The records »
___

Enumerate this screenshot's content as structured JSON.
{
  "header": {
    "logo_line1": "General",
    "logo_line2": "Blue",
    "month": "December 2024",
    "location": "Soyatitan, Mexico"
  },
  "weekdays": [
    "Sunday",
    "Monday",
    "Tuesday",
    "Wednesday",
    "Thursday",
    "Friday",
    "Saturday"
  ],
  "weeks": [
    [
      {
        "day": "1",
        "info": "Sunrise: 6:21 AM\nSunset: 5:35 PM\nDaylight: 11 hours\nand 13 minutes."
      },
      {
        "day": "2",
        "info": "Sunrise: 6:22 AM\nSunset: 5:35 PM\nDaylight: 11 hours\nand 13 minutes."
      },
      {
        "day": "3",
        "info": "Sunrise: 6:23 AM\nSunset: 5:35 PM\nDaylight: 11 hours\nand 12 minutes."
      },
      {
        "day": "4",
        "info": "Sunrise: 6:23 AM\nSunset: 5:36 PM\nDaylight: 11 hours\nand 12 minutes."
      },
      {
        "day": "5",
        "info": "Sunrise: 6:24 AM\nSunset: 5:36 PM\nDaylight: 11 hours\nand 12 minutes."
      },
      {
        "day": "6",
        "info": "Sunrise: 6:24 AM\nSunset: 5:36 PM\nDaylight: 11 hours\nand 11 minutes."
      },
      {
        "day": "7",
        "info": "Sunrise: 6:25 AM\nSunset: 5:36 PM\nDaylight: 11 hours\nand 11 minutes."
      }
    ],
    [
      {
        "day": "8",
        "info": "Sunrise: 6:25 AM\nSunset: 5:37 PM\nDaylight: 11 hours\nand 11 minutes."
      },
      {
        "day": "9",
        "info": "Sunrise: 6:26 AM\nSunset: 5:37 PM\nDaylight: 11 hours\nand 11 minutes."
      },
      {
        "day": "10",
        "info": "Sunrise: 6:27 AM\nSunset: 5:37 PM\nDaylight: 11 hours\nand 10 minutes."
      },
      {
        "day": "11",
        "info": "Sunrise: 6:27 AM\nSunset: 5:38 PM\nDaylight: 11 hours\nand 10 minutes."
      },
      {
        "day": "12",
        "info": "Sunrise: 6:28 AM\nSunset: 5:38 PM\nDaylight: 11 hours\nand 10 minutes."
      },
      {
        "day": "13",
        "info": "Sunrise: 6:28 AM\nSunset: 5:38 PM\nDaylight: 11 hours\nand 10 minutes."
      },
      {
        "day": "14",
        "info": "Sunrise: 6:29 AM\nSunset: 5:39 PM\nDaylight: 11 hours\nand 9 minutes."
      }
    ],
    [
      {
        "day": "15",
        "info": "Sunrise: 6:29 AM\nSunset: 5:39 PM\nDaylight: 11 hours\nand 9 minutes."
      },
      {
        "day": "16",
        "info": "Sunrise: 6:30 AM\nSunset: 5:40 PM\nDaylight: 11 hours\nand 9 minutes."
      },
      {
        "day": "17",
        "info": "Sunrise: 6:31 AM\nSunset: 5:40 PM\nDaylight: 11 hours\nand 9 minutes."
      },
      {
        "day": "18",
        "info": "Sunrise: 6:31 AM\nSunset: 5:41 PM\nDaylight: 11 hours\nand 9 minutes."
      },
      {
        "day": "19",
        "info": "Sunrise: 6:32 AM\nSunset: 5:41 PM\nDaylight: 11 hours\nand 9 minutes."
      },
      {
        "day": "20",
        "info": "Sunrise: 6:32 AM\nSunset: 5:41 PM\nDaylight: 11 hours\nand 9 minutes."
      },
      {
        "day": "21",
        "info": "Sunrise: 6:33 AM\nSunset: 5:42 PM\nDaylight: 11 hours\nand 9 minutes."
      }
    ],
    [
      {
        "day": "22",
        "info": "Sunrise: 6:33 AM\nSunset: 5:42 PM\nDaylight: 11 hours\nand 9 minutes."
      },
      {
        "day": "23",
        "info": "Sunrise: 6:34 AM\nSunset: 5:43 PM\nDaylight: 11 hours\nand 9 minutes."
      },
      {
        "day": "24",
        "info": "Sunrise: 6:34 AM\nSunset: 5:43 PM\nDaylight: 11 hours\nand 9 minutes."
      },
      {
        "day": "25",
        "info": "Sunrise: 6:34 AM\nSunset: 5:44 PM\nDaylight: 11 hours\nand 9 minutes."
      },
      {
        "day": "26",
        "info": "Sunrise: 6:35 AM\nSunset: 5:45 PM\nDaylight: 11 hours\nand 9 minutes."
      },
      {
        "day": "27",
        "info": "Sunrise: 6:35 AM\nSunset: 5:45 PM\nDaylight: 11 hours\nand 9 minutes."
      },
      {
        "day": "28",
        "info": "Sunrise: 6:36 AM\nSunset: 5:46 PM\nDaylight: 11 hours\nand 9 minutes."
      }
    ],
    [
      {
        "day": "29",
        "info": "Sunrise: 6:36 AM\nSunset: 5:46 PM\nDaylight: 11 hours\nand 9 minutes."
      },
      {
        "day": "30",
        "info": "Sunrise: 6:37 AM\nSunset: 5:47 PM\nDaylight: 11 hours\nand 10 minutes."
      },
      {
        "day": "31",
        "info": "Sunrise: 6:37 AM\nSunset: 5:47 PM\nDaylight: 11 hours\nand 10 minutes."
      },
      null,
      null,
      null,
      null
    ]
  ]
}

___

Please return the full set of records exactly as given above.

Enumerate this screenshot's content as structured JSON.
{
  "header": {
    "logo_line1": "General",
    "logo_line2": "Blue",
    "month": "December 2024",
    "location": "Soyatitan, Mexico"
  },
  "weekdays": [
    "Sunday",
    "Monday",
    "Tuesday",
    "Wednesday",
    "Thursday",
    "Friday",
    "Saturday"
  ],
  "weeks": [
    [
      {
        "day": "1",
        "info": "Sunrise: 6:21 AM\nSunset: 5:35 PM\nDaylight: 11 hours\nand 13 minutes."
      },
      {
        "day": "2",
        "info": "Sunrise: 6:22 AM\nSunset: 5:35 PM\nDaylight: 11 hours\nand 13 minutes."
      },
      {
        "day": "3",
        "info": "Sunrise: 6:23 AM\nSunset: 5:35 PM\nDaylight: 11 hours\nand 12 minutes."
      },
      {
        "day": "4",
        "info": "Sunrise: 6:23 AM\nSunset: 5:36 PM\nDaylight: 11 hours\nand 12 minutes."
      },
      {
        "day": "5",
        "info": "Sunrise: 6:24 AM\nSunset: 5:36 PM\nDaylight: 11 hours\nand 12 minutes."
      },
      {
        "day": "6",
        "info": "Sunrise: 6:24 AM\nSunset: 5:36 PM\nDaylight: 11 hours\nand 11 minutes."
      },
      {
        "day": "7",
        "info": "Sunrise: 6:25 AM\nSunset: 5:36 PM\nDaylight: 11 hours\nand 11 minutes."
      }
    ],
    [
      {
        "day": "8",
        "info": "Sunrise: 6:25 AM\nSunset: 5:37 PM\nDaylight: 11 hours\nand 11 minutes."
      },
      {
        "day": "9",
        "info": "Sunrise: 6:26 AM\nSunset: 5:37 PM\nDaylight: 11 hours\nand 11 minutes."
      },
      {
        "day": "10",
        "info": "Sunrise: 6:27 AM\nSunset: 5:37 PM\nDaylight: 11 hours\nand 10 minutes."
      },
      {
        "day": "11",
        "info": "Sunrise: 6:27 AM\nSunset: 5:38 PM\nDaylight: 11 hours\nand 10 minutes."
      },
      {
        "day": "12",
        "info": "Sunrise: 6:28 AM\nSunset: 5:38 PM\nDaylight: 11 hours\nand 10 minutes."
      },
      {
        "day": "13",
        "info": "Sunrise: 6:28 AM\nSunset: 5:38 PM\nDaylight: 11 hours\nand 10 minutes."
      },
      {
        "day": "14",
        "info": "Sunrise: 6:29 AM\nSunset: 5:39 PM\nDaylight: 11 hours\nand 9 minutes."
      }
    ],
    [
      {
        "day": "15",
        "info": "Sunrise: 6:29 AM\nSunset: 5:39 PM\nDaylight: 11 hours\nand 9 minutes."
      },
      {
        "day": "16",
        "info": "Sunrise: 6:30 AM\nSunset: 5:40 PM\nDaylight: 11 hours\nand 9 minutes."
      },
      {
        "day": "17",
        "info": "Sunrise: 6:31 AM\nSunset: 5:40 PM\nDaylight: 11 hours\nand 9 minutes."
      },
      {
        "day": "18",
        "info": "Sunrise: 6:31 AM\nSunset: 5:41 PM\nDaylight: 11 hours\nand 9 minutes."
      },
      {
        "day": "19",
        "info": "Sunrise: 6:32 AM\nSunset: 5:41 PM\nDaylight: 11 hours\nand 9 minutes."
      },
      {
        "day": "20",
        "info": "Sunrise: 6:32 AM\nSunset: 5:41 PM\nDaylight: 11 hours\nand 9 minutes."
      },
      {
        "day": "21",
        "info": "Sunrise: 6:33 AM\nSunset: 5:42 PM\nDaylight: 11 hours\nand 9 minutes."
      }
    ],
    [
      {
        "day": "22",
        "info": "Sunrise: 6:33 AM\nSunset: 5:42 PM\nDaylight: 11 hours\nand 9 minutes."
      },
      {
        "day": "23",
        "info": "Sunrise: 6:34 AM\nSunset: 5:43 PM\nDaylight: 11 hours\nand 9 minutes."
      },
      {
        "day": "24",
        "info": "Sunrise: 6:34 AM\nSunset: 5:43 PM\nDaylight: 11 hours\nand 9 minutes."
      },
      {
        "day": "25",
        "info": "Sunrise: 6:34 AM\nSunset: 5:44 PM\nDaylight: 11 hours\nand 9 minutes."
      },
      {
        "day": "26",
        "info": "Sunrise: 6:35 AM\nSunset: 5:45 PM\nDaylight: 11 hours\nand 9 minutes."
      },
      {
        "day": "27",
        "info": "Sunrise: 6:35 AM\nSunset: 5:45 PM\nDaylight: 11 hours\nand 9 minutes."
      },
      {
        "day": "28",
        "info": "Sunrise: 6:36 AM\nSunset: 5:46 PM\nDaylight: 11 hours\nand 9 minutes."
      }
    ],
    [
      {
        "day": "29",
        "info": "Sunrise: 6:36 AM\nSunset: 5:46 PM\nDaylight: 11 hours\nand 9 minutes."
      },
      {
        "day": "30",
        "info": "Sunrise: 6:37 AM\nSunset: 5:47 PM\nDaylight: 11 hours\nand 10 minutes."
      },
      {
        "day": "31",
        "info": "Sunrise: 6:37 AM\nSunset: 5:47 PM\nDaylight: 11 hours\nand 10 minutes."
      },
      null,
      null,
      null,
      null
    ]
  ]
}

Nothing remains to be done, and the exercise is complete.